Avocados pack a mean punch full of nutrients. They are full of vitamins and minerals, and they are loaded with healthy fats and tons of fiber.
The only downside with avocados seems to be using them within their peak ripeness.
Am I the only one who feels like one day your avocado isn’t quite ripe and two days later it’s turned to a brown mush?
These 5 tips will help you store your avocados to maximize freshness and prevent food waste.
1. The brown bag banana trick
You have your heart set on making guacamole to bring to a party, but all the avocados at the grocery store are hard as a rock. You can get avocados to ripen faster by putting them into a brown bag with a bunch of bananas and keeping it closed at room temperature. Bananas release an ethylene gas that causes fruit to ripen. Kiwifruit and apples also produce this gas and can be used for this purpose as well. If the idea of your food being exposed to ‘ethylene gas’ freaks you out, don’t worry – this gas is actually a plant hormone and is a normal part of the ripening process.
2. Storing avocados to help extend their peak ripeness
On the flip side of the banana trick, if you’ve purchased your avocados at perfect ripeness, don’t store them in the fruit bowl with the other fruits! Being in close proximity to fruits that release lots of ethylene gas will continue to ripen the avocados, and they might get brown before you have a chance to use them.
If you are going to be using ripe avocados in the next day or two, store them on the counter away from other fruits. If you’re avocados are starting to ripen faster than you can use them, toss them in the refrigerator drawer to help slow down the process.
3. Select avocados at varying ripeness levels
If you’re buying avocados to use all throughout the week, choose a few avocados at different points in ripeness. Look for a couple that are dark and soft for the first couple of days in the week and a couple that are green and harder for the end of the week. The unripe avocados will gradually ripen at room temperature and be nice and soft when you are ready to use at the end of the week.

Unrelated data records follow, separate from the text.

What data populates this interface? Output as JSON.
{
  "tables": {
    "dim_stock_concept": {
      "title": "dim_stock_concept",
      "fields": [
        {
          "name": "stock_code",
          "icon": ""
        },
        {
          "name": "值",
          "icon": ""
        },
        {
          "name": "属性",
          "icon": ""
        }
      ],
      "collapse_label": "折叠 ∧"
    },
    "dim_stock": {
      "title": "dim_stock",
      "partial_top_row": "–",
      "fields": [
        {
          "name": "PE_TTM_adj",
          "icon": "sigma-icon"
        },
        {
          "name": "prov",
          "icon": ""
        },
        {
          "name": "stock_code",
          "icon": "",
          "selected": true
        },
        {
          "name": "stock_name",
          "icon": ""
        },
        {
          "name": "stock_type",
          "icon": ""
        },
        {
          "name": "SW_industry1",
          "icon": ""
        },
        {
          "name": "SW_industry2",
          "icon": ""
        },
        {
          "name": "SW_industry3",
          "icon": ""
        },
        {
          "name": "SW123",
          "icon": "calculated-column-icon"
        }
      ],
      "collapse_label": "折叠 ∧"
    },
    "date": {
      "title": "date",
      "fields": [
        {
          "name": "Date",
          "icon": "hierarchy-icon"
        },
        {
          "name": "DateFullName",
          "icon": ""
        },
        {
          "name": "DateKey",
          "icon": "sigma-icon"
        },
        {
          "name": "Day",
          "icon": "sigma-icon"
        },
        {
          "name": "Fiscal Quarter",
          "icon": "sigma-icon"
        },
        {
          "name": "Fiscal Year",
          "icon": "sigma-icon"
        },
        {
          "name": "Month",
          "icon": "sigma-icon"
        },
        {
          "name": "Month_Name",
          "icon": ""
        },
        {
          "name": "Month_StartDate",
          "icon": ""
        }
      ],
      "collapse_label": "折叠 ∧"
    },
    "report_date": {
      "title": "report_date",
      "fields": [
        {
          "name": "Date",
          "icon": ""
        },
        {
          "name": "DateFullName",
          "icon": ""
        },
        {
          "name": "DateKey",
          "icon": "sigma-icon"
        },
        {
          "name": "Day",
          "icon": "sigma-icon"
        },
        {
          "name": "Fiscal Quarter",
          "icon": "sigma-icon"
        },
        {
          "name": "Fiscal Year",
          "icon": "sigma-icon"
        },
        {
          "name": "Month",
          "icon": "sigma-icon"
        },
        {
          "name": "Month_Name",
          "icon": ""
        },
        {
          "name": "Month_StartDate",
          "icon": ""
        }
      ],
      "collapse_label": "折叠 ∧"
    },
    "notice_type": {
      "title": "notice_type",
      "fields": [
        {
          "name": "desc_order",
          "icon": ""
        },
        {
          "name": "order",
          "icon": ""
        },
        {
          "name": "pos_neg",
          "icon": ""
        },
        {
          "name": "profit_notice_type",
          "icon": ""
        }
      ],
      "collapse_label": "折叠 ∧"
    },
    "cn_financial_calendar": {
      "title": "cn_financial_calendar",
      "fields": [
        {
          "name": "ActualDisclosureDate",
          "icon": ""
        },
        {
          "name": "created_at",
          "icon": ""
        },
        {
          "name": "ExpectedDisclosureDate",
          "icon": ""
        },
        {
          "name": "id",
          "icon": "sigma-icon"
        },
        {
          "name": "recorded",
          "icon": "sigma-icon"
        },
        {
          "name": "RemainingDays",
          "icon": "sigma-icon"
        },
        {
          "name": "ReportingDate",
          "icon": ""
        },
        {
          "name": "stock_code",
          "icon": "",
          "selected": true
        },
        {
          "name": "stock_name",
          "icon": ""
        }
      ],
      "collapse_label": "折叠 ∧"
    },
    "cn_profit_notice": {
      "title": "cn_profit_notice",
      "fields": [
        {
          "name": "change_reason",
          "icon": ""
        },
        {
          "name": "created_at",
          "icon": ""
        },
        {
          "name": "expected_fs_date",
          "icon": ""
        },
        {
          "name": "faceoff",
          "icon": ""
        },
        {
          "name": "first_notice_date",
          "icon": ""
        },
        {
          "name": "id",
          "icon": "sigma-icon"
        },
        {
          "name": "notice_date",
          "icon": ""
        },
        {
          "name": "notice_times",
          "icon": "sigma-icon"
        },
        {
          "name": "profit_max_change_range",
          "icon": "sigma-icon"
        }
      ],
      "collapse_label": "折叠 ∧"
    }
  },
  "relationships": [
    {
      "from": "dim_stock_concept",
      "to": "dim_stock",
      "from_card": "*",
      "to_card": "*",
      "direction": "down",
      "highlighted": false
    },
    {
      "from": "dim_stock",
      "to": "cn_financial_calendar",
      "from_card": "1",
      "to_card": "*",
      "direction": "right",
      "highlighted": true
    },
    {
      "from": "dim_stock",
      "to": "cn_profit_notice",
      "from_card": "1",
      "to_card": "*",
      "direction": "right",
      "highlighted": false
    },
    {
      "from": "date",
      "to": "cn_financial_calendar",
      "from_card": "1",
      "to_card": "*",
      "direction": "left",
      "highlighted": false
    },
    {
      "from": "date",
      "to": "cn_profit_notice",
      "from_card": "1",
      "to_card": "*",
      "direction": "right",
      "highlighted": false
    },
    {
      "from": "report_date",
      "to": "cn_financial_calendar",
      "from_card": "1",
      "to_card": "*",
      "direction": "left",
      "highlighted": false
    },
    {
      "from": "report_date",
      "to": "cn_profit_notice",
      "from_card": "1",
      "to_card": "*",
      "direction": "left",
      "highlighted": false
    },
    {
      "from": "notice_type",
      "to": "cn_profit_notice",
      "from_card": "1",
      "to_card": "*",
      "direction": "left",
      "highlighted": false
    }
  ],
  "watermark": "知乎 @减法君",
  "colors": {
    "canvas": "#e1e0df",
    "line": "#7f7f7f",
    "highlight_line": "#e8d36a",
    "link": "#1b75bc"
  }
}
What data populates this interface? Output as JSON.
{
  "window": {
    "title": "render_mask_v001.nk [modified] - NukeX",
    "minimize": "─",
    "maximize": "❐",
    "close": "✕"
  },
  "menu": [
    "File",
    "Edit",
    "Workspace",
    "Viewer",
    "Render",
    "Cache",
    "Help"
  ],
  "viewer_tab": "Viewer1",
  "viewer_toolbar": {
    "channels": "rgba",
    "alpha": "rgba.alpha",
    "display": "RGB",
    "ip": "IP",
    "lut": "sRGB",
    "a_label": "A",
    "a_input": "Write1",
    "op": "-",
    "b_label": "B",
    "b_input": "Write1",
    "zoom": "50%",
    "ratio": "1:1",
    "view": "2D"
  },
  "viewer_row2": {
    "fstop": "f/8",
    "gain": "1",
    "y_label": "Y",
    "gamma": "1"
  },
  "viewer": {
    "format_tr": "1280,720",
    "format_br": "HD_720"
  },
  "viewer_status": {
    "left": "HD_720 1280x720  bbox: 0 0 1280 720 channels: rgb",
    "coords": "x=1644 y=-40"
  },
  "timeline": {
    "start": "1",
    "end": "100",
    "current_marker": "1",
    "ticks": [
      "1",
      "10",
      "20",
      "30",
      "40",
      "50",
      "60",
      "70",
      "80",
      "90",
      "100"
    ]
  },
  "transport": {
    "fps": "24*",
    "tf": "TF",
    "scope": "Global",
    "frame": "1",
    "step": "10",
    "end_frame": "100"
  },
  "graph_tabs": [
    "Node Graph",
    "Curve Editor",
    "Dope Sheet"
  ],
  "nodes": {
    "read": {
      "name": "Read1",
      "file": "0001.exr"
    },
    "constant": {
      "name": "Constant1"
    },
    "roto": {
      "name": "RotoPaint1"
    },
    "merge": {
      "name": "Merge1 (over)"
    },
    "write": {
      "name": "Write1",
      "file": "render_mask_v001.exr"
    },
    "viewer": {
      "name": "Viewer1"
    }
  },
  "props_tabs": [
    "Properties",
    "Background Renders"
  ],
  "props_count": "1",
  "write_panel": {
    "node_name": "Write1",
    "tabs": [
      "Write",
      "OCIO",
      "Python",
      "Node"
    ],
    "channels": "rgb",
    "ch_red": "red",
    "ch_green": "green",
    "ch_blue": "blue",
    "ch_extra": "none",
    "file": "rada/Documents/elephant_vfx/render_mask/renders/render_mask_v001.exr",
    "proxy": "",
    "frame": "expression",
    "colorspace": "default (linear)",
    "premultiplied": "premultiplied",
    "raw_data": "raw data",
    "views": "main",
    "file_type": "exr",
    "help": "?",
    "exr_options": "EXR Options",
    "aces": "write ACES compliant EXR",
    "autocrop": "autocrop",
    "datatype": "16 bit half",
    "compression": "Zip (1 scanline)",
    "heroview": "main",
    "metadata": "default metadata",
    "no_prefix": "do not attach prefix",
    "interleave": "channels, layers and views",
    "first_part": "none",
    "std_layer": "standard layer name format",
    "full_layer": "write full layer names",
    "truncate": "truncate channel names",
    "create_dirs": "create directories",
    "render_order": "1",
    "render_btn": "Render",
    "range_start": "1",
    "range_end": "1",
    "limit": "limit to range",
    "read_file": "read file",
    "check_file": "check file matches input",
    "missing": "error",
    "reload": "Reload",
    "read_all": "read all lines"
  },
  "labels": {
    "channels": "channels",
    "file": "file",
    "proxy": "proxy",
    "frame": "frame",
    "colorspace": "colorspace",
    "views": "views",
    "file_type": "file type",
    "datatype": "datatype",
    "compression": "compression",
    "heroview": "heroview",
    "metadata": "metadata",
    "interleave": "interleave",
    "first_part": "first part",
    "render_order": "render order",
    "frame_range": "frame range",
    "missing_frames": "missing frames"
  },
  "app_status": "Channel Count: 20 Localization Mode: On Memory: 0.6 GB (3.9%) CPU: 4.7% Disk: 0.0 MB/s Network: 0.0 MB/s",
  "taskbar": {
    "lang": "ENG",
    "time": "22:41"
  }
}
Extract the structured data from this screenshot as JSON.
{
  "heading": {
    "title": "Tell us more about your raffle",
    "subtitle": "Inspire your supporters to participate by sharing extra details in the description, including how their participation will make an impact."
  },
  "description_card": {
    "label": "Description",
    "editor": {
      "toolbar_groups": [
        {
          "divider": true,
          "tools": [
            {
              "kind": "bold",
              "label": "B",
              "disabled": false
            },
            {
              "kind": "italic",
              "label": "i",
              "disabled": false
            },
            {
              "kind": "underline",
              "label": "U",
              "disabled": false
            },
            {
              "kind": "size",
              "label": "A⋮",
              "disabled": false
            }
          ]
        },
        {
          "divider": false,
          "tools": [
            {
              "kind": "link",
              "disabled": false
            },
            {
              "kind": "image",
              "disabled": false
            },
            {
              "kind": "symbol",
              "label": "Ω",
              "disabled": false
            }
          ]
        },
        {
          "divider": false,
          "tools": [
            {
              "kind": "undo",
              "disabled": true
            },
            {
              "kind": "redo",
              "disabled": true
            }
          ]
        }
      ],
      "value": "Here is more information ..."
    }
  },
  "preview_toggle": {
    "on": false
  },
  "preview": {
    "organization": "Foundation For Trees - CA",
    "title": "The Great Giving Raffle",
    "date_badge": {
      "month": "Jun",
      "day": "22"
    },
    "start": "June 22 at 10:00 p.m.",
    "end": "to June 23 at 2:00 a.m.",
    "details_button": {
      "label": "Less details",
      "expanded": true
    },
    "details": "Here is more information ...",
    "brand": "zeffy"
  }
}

4. Keeping unused avocado from turning brown
Sometimes you only need to use half of an avocado. You stick the second half in the fridge and the next day you come back to a brown and slimy avocado surface. Ick.
Once the avocado is cut, it releases an enzyme that causes the flesh to oxidize and turn brown when exposed to oxygen in the air.
My mom shared with me a tip to put half of an avocado in a sealed container with a piece of onion. The gases released from the onion help slow the browning of the avocado. To prevent the avocado from tasting like onion, put the onion in first and the avocado skin side down.
If you don’t have an onion handy, I find is the next best trick (but not the best for the environment, unfortunately) is plastic wrap. Tightly wrap the avocado in plastic wrap to help reduce the amount of air exposure to the avocado.
Whatever way you are using to help keep the avocado fresh, always use the half that doesn’t have the pit in first. Leave the pit in the other half until ready to use. This will help reduce the surface area of the avocado that is exposed to oxygen.
Even though these methods help, they only slow down the browning process so much so try to use your leftover avocado within a day or two.
5. Get the most avocado bang for your buck
This last tip really isn’t about storing avocados at all, but it’s an observation that I found to be pretty helpful when picking out avocados. Obviously you want to choose avocados for their ripeness first and foremost (or under ripeness if you aren’t using for a while).
But have you ever noticed that there are two different shapes of Hass avocados? Sometimes they’re round and sometimes they’re pear shaped. For years I thought nothing of this, but then I started to realize that the round shaped avocados tend to have a larger pit and the pear shaped avocados usually have a smaller pit. So you get more usable avocado by choosing those that are pear shaped.
Although this trick isn’t guaranteed 100% of the time, I find that it is pretty accurate more often than not.